Researchers for the first time have been able to demonstrate fully functional complex tissues of human organs i.e. intestines, obtained using stem cell technology, which finds applications in laboratory research as well as medical purposes. The paper was published in the journal Nature.
“This is the first study to demonstrate that human pluripotent stem cells in a petri dish can be instructed to efficiently form human tissue with three-dimensional architecture and cellular composition remarkably similar to intestinal tissue,” said Dr. James Wells, a leading researcher at the Medical Center’s Children’s Hospital of Cincinnati. “The hope is that our ability
Any legislation that slows human embryonic stem cell research is likely to also seriously harm the study of induced pluripotent stem cells, according to a new study by researchers at the Stanford University School of Medicine, the Mayo Clinic and the University of Michigan.
The finding strongly refutes the idea that embryonic stem cell research can be abandoned in favor of the less-controversial iPS cells, which are derived from adult human tissue.
“If federal funding stops for human embryonic stem cell research, it would have a serious negative impact on iPS cell research,” said Stanford
Professor Jeanne Loring
Stem cells show great potential to enable treatments for conditions such as spinal injuries or Lou Gehrig’s disease, and also as research tools. One of the greatest problems slowing such work is that researchers have found major complications in purifying cell mixtures, for instance to remove stem cells that can cause tumors from cells developed for use in medical treatments. But a group of Scripps Research scientists, working with colleagues in Japan, have developed a clever solution to this purification problem that should prove more reliable than other methods, safer, and perhaps 100 times cheaper.

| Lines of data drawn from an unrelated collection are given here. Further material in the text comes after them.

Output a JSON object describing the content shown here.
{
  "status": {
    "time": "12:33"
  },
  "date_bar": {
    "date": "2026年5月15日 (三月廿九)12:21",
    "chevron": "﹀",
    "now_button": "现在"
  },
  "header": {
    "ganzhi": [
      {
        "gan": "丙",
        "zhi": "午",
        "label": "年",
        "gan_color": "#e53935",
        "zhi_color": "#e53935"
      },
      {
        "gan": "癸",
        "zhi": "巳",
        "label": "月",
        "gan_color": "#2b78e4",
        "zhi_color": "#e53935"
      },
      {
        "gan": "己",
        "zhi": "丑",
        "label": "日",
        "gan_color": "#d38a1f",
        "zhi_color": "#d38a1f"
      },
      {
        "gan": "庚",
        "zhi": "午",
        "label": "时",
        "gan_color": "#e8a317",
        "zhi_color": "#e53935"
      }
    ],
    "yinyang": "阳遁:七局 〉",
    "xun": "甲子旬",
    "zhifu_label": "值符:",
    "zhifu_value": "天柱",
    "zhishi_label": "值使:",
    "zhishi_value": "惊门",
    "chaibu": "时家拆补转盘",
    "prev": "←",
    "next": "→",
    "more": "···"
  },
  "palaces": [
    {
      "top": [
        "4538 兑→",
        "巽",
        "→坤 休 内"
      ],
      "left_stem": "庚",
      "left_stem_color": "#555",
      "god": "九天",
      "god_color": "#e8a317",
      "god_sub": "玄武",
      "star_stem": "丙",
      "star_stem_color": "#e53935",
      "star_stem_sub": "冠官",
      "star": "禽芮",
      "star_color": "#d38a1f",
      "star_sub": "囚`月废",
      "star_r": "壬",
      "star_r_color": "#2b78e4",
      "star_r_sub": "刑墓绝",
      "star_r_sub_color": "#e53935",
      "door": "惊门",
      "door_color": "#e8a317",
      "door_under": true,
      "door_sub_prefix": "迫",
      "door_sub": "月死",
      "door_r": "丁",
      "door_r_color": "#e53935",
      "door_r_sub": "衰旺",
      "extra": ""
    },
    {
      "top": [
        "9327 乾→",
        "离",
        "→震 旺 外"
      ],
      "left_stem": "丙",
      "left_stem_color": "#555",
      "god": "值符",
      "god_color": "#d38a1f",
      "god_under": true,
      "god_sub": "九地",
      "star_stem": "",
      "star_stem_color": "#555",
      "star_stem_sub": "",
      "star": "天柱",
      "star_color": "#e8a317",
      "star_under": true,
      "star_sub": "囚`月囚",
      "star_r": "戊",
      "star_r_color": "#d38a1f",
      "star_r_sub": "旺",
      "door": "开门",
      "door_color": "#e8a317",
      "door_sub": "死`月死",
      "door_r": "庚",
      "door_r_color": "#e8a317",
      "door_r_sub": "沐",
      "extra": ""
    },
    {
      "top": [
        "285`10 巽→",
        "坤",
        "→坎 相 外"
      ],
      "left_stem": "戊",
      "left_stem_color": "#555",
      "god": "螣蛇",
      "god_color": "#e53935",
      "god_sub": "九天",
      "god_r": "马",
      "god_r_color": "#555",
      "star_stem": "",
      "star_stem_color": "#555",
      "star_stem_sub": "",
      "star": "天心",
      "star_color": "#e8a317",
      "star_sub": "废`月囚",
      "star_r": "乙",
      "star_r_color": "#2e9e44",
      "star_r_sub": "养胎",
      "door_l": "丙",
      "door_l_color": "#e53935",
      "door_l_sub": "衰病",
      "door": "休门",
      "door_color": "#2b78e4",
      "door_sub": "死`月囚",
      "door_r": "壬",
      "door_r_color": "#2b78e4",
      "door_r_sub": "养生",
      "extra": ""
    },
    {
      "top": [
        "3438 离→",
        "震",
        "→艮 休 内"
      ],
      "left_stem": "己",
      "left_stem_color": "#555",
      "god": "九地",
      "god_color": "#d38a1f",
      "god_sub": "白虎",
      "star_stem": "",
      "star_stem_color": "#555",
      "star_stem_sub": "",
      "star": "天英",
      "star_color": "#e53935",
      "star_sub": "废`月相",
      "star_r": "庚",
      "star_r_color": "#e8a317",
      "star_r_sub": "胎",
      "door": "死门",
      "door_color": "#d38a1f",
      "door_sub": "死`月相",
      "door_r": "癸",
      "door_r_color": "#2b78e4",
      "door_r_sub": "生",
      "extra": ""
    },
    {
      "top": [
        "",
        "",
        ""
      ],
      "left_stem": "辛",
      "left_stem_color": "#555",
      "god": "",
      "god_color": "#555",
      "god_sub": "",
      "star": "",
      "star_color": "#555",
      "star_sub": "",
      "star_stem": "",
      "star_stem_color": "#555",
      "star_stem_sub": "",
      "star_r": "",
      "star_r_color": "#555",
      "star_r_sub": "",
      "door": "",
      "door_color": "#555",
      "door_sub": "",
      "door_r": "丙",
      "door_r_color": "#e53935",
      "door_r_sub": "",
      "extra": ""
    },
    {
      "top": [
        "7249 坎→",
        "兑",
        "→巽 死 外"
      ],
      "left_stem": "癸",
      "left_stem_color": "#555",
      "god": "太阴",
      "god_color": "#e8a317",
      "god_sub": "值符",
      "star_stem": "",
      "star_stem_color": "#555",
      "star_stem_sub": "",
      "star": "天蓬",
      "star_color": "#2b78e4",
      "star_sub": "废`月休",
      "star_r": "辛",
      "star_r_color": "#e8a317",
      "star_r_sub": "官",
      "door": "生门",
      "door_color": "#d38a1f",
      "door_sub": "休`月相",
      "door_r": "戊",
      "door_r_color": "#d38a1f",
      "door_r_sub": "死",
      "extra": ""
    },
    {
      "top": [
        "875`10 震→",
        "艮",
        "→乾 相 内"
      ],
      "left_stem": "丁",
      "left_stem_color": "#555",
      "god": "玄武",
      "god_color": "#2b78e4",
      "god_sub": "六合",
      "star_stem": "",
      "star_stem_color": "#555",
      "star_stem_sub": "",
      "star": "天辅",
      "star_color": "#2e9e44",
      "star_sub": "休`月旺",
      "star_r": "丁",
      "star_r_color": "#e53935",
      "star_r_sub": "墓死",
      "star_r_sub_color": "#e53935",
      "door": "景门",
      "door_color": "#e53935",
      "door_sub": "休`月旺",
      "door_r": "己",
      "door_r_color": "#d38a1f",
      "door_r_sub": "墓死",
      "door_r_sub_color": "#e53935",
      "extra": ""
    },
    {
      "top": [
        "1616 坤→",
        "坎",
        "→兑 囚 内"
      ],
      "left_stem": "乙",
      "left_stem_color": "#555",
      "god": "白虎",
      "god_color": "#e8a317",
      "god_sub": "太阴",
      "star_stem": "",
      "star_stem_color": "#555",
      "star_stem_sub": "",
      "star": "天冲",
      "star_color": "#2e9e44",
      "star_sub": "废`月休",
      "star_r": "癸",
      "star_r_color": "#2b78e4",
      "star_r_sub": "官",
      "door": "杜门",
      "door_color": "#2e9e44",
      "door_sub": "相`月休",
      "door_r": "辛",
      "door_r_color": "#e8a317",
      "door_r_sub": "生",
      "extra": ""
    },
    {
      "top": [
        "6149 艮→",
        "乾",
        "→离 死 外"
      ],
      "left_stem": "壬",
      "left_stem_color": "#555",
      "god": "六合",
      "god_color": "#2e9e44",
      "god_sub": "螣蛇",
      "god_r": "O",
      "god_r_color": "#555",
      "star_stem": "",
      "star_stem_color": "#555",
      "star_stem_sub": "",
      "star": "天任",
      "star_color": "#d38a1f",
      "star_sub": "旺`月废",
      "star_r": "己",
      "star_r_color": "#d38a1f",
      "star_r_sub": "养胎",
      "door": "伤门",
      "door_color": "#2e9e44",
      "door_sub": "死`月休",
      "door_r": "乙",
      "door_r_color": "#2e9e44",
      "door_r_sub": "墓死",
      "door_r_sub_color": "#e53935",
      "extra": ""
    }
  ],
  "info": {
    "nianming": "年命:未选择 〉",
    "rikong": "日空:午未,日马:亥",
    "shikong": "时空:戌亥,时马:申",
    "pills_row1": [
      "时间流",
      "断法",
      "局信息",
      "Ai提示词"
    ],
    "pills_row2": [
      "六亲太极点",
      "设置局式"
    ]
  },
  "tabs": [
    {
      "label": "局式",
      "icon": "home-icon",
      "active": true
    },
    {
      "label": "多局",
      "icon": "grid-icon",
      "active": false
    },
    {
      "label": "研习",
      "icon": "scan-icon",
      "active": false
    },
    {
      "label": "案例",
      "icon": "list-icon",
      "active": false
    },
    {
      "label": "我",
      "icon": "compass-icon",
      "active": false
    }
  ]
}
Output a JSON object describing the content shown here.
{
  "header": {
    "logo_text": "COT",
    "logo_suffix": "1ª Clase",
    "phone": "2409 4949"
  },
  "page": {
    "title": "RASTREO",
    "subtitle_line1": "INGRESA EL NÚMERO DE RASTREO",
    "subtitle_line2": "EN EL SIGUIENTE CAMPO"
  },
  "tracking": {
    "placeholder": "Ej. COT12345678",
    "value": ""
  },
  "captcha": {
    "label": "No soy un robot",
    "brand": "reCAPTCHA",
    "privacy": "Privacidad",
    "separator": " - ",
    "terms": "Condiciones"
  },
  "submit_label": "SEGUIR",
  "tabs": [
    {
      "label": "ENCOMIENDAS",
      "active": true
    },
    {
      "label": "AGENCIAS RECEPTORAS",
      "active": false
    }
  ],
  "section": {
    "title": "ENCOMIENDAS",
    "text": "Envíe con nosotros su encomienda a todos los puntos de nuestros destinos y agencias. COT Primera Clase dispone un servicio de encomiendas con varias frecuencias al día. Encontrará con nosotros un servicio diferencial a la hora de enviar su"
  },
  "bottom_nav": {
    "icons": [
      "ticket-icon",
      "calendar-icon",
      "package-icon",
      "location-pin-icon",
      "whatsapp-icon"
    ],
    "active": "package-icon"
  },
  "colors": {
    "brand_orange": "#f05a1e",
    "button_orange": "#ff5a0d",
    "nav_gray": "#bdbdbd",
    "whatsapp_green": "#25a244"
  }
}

International Stem Cell Corporation, a California-based biotechnology company, today announced that the United States Patent and Trademark Office (USPTO) has granted the Company a patent for a method of creating pure populations of definitive endoderm, precursor cells to liver and pancreas cells, from human pluripotent stem cells. This patent is a key element of ISCO’s metabolic liver disease program and allows the Company to produce the necessary quantities of precursor cells in a more efficient and cost effective manner.
The patent, 8,268,621, adds to the Company’s growing portfolio of proprietary technologies relating to the development of potential treatments
Hematopoietic stem cells (HSCs) give rise to all other blood cell types, but their development and how their fate is determined has long remained a mystery. In a paper published online this week in Nature, researchers at the University of California, San Diego School of Medicine elaborate upon a crucial signaling pathway and the role of key proteins, which may help clear the way to generate HSCs from human pluripotent precursors, similar to advances with other kinds of tissue stem cells.
Principal investigator David Traver, PhD, professor in the Department of Cellular and Molecular Medicine, and colleagues focused on the